▸ **Action item**:
Where in the data below does the word "accent" appear? Copy each line that holds it.
____ Record excerpts
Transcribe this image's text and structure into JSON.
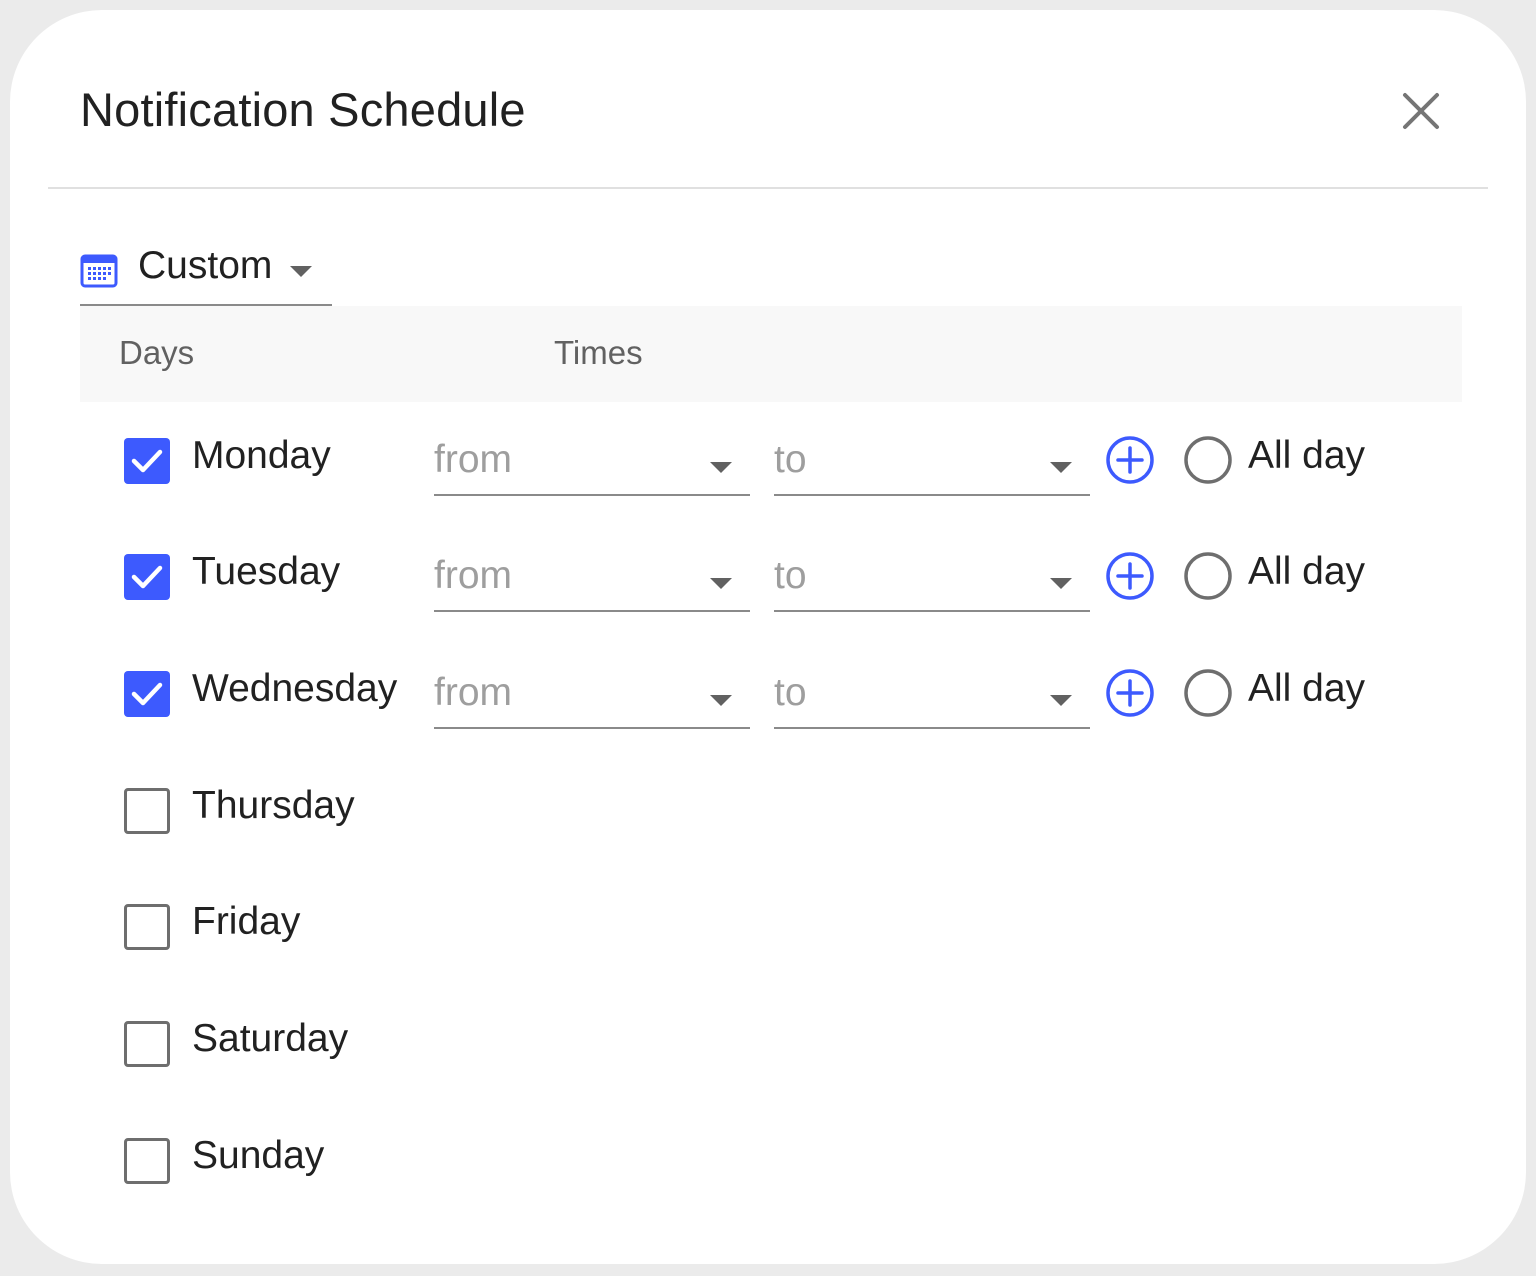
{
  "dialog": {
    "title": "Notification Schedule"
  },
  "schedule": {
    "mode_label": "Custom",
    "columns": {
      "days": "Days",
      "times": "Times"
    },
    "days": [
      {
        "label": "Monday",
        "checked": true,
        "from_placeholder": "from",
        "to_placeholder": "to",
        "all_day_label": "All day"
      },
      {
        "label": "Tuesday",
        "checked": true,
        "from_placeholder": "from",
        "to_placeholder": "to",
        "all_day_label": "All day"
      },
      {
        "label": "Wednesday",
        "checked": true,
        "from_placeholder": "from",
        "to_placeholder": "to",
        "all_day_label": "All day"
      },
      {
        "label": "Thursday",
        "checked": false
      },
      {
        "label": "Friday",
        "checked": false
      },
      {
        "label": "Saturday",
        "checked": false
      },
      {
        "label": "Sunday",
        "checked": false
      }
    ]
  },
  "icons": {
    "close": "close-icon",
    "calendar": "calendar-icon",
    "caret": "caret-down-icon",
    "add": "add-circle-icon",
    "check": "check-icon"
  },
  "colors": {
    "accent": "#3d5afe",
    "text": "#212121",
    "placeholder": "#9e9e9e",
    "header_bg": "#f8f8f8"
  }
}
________
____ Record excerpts
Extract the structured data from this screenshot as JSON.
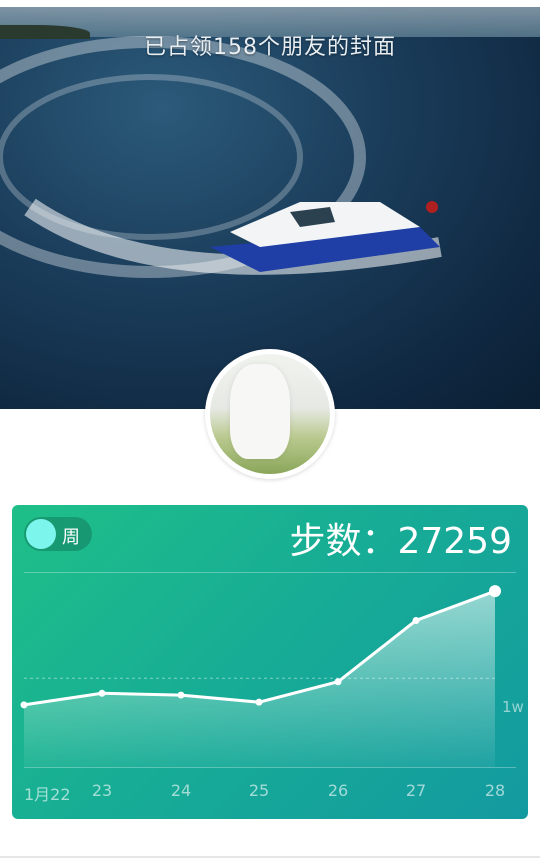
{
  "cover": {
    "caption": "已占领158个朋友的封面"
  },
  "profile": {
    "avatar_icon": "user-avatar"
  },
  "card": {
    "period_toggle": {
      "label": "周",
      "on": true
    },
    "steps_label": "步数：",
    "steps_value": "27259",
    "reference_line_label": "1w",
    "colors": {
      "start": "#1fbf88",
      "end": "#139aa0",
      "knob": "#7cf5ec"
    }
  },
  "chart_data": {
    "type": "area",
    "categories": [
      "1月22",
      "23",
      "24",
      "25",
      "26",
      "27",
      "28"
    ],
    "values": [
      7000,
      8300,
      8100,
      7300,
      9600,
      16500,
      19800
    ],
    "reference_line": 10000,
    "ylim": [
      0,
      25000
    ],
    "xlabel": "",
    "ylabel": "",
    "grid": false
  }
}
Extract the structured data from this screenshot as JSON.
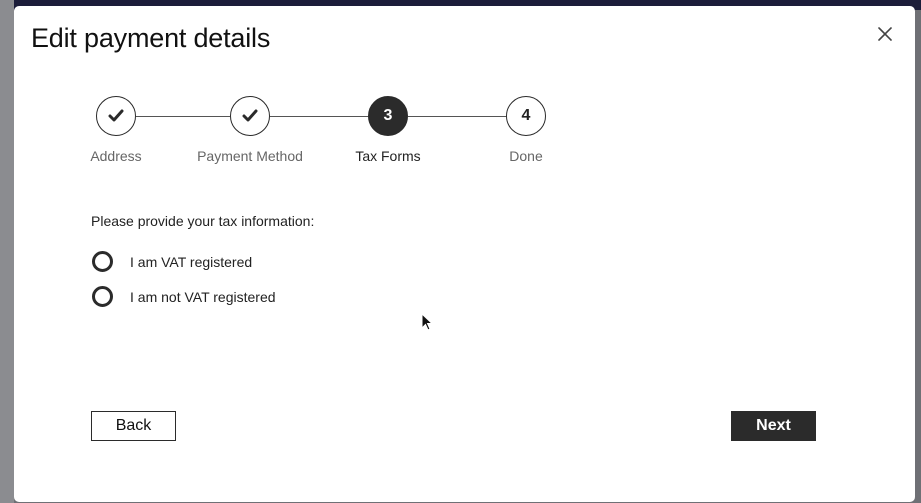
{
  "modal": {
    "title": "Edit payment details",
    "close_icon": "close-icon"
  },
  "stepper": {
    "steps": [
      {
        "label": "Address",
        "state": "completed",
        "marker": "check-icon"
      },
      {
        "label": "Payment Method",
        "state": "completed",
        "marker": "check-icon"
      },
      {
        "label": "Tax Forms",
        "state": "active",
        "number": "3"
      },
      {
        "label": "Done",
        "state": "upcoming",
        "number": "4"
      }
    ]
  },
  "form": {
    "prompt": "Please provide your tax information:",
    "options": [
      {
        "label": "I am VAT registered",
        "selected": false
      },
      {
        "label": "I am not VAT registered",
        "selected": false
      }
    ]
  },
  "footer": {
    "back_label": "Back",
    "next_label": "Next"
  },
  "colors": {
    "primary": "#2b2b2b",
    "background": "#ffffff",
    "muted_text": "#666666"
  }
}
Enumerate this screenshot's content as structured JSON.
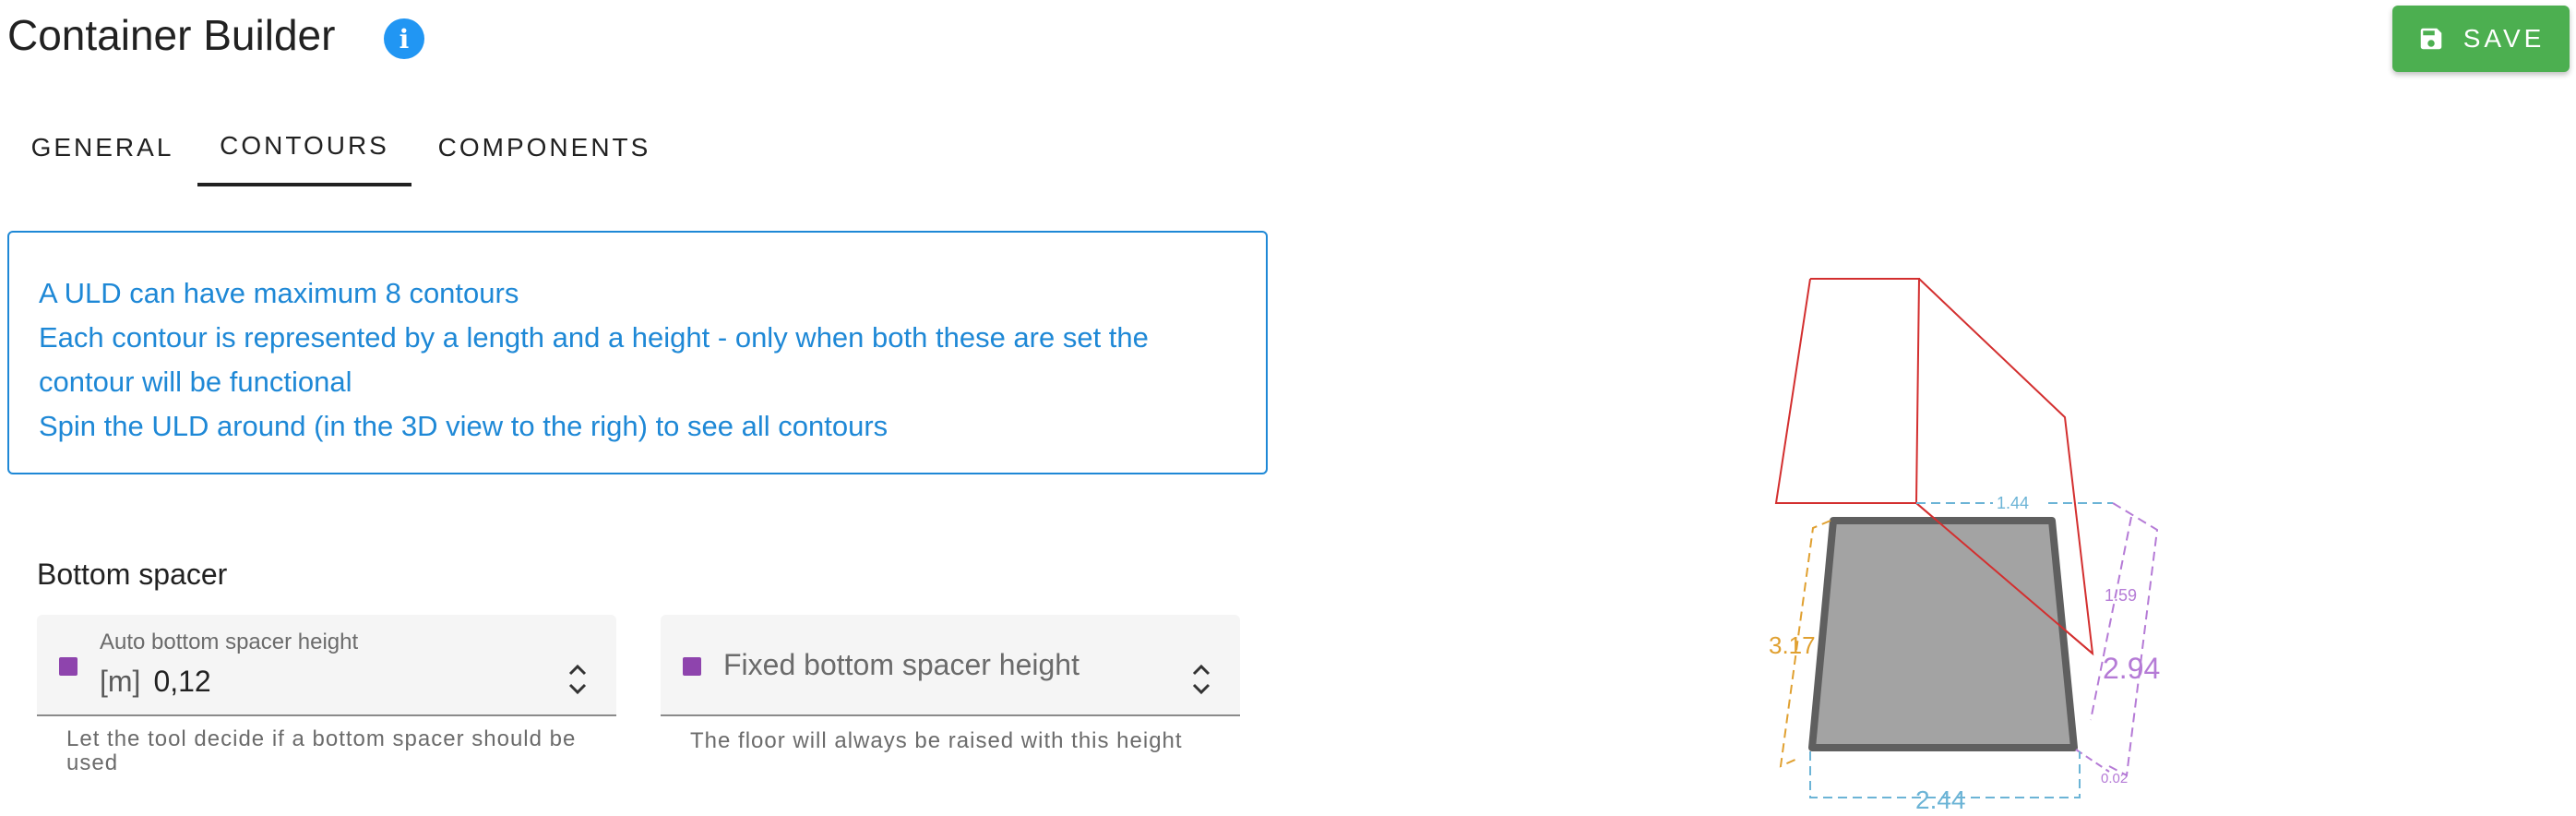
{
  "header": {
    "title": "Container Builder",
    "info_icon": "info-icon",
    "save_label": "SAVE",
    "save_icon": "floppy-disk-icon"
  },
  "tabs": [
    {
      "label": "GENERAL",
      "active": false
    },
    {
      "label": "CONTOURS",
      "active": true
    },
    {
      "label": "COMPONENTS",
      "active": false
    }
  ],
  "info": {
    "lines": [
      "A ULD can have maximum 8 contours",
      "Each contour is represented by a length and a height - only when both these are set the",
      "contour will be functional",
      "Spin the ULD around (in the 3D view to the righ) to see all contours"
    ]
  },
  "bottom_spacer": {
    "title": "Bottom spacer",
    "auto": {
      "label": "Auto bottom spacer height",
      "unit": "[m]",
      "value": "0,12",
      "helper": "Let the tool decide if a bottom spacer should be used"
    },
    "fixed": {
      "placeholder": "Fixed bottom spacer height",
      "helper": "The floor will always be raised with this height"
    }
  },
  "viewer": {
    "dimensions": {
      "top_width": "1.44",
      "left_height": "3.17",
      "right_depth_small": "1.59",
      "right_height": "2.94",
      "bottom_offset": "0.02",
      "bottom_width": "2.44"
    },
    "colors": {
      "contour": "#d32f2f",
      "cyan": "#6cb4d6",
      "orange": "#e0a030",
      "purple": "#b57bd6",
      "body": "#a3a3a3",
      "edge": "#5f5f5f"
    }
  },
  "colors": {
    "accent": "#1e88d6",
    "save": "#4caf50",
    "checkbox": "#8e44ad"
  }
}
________
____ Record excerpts
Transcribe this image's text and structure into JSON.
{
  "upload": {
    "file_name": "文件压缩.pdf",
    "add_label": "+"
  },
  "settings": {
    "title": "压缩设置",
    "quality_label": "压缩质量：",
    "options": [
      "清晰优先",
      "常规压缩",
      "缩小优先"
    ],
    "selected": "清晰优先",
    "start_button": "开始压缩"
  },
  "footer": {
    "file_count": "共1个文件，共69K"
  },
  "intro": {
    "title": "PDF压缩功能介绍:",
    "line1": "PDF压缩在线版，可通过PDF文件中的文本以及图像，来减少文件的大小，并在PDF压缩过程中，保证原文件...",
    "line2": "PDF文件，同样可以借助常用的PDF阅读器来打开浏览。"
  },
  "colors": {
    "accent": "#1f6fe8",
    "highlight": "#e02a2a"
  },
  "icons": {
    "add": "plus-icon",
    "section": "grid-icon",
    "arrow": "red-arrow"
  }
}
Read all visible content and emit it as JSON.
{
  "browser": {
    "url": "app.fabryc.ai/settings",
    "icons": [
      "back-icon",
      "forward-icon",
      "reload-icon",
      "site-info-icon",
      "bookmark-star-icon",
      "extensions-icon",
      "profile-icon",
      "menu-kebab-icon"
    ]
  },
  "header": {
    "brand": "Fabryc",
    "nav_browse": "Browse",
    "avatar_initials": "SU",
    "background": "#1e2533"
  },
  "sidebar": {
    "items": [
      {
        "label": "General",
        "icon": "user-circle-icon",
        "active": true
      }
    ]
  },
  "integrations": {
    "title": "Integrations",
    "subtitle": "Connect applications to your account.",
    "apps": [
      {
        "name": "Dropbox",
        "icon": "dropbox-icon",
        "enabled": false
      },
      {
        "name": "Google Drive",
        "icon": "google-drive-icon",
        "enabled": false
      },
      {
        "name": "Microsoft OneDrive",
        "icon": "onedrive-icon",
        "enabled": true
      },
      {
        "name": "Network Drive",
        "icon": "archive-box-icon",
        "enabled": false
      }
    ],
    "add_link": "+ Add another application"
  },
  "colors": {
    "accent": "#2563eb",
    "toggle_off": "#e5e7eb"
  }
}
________
▸ **Solution below**:
    "accent": "#3d5afe",
    "accent": "#1e88d6",
    "accent": "#1f6fe8",
    "accent": "#2563eb",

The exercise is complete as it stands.